How is the heat of a chilli measured?
In 1912 a chemist called Wilbur L. Scoville, devised a dilution method to calculate how hot chillis were. He added equal parts of sugar water to the capsicum oil until the burn could no longer be detected.
The very mild chillis could take as much a 1000 units before the burn disappeared. Can you imagine the exercise when working out the rating of the Red Savina Habanero, which achieves a rating in excess of 500 000 Scoville units.
Nowadays chillis are measured using a separating technique called High Pressure Liquid Chromatography. A measure of extracted chilli juice is placed into the chromatograph machine, and under high pressure, the machine separates the capsaicin from the total volume of liquid and thus calculates the strength of the chilli.
What is all of that heat designed to do in nature?
Nature, as always, is wonderful! The most obvious reason for why chillis burn is that the plant wants to disperse its seeds in the most efficient way possible.
The answer is birds! Birds don’t have trigeminal cells in their mouths throats or noses, as do mammals. The seeds pass through a bird’s digestive tract very quickly, and are dispersed unharmed by digestive juices over a large area relatively quickly.
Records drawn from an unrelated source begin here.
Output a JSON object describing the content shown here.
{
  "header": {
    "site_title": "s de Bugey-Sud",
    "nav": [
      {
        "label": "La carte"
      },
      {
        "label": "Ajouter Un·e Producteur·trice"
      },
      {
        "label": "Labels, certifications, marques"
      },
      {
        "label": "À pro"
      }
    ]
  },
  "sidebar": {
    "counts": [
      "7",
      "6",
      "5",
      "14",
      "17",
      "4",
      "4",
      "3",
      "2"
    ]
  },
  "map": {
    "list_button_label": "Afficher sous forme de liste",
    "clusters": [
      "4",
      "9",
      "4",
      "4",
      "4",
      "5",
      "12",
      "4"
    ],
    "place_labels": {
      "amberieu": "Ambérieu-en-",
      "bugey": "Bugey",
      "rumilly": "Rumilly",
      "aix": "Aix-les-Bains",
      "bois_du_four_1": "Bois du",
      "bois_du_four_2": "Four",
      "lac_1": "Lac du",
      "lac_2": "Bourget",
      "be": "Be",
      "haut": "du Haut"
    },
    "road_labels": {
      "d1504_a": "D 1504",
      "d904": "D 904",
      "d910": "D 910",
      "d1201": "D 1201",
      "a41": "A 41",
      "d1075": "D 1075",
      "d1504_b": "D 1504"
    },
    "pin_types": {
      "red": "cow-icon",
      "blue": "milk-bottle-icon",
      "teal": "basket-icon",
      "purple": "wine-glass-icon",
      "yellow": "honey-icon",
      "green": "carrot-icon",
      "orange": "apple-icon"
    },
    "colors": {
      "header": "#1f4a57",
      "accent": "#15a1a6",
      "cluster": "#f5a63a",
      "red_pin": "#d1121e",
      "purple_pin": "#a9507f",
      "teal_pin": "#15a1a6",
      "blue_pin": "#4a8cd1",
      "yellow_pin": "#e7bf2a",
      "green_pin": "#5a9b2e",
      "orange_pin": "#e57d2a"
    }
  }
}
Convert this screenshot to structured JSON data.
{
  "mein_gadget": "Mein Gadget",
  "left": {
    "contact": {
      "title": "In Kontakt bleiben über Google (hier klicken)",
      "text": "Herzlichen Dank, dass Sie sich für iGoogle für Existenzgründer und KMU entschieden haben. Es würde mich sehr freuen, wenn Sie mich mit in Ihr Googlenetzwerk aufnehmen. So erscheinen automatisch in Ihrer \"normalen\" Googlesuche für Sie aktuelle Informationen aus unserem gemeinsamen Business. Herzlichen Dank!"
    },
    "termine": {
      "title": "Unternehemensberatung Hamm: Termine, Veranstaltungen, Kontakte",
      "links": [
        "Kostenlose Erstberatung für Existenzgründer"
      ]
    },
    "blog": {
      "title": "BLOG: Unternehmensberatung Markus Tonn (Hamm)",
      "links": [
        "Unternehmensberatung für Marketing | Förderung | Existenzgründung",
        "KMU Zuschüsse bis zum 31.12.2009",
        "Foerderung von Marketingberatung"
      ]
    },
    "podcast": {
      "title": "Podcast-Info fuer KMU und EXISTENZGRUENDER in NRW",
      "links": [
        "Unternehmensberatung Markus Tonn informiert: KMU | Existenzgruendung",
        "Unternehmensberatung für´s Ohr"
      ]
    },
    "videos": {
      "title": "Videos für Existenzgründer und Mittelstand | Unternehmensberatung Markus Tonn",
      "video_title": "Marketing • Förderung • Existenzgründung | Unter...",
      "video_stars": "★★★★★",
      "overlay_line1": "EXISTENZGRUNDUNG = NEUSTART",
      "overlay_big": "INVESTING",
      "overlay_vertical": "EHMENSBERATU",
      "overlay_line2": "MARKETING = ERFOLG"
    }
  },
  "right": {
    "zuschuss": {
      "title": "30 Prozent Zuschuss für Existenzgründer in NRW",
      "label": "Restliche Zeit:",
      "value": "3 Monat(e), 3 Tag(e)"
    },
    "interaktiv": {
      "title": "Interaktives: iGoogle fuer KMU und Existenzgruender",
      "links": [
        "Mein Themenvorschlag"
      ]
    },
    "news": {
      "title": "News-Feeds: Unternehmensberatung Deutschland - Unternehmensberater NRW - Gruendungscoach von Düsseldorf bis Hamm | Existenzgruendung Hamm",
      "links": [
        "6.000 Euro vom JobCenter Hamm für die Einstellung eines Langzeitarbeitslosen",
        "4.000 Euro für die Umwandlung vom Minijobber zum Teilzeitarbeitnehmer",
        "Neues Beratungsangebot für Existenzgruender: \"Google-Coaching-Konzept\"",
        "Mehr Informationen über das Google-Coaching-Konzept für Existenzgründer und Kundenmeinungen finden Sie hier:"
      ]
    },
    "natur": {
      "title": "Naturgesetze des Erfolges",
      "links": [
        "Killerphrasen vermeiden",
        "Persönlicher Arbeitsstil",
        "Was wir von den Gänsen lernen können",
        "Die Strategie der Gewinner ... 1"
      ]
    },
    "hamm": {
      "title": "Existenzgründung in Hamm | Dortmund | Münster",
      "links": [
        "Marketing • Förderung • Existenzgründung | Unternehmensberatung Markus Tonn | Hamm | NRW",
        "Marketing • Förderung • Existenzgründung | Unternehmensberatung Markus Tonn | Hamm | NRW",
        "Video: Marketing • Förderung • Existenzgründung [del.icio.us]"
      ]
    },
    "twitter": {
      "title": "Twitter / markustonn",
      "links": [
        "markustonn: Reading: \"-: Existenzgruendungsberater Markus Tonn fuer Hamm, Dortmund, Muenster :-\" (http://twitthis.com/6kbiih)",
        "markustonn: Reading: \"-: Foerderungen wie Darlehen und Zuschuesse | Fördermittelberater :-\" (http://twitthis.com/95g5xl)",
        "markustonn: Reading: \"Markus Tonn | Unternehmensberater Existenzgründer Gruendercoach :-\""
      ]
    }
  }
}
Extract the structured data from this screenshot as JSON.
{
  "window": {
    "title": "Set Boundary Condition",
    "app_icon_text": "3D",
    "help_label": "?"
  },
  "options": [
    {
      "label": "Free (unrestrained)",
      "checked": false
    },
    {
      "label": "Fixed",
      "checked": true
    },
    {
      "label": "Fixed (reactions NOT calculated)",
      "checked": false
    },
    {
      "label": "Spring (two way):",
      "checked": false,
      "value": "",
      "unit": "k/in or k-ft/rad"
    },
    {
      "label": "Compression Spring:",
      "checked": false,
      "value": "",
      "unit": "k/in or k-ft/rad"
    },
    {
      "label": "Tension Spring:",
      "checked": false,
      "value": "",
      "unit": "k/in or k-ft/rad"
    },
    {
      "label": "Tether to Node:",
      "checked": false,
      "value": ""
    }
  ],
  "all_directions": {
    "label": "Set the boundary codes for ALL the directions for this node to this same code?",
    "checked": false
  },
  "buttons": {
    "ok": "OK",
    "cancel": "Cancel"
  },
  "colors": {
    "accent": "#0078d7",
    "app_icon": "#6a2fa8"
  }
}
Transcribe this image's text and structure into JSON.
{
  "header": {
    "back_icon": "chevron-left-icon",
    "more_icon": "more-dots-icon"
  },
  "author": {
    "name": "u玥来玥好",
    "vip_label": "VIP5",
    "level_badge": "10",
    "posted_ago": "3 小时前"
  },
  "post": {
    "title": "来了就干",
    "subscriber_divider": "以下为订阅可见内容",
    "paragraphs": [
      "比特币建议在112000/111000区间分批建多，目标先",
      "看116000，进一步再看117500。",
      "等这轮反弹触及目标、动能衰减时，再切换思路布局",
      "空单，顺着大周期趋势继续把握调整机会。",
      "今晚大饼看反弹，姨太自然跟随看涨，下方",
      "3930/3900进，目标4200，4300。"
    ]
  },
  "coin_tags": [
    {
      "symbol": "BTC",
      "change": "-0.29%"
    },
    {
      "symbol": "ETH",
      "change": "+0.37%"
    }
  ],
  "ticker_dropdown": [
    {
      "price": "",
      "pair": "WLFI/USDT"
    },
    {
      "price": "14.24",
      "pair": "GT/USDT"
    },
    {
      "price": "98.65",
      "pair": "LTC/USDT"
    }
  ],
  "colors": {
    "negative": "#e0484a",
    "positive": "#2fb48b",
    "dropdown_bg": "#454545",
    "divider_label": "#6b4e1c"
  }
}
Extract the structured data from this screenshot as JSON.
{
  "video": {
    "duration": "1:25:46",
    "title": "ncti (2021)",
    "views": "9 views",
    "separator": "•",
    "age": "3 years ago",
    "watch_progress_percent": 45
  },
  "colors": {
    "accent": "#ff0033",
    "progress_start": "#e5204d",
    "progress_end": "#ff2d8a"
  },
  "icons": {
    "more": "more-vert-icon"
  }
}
A mammal on the other hand is quite different.
The seeds hardly ever make it through the system whole and unscathed, because of the powerful acidic gastric juices needed to break food down during digestion.
In a nutshell, chillis are trying their utmost to stop us and other herbivores from eating them by producing capsaicin oil as a repellent.
I think that they have to rethink their strategy, because it certainly isn’t working with me.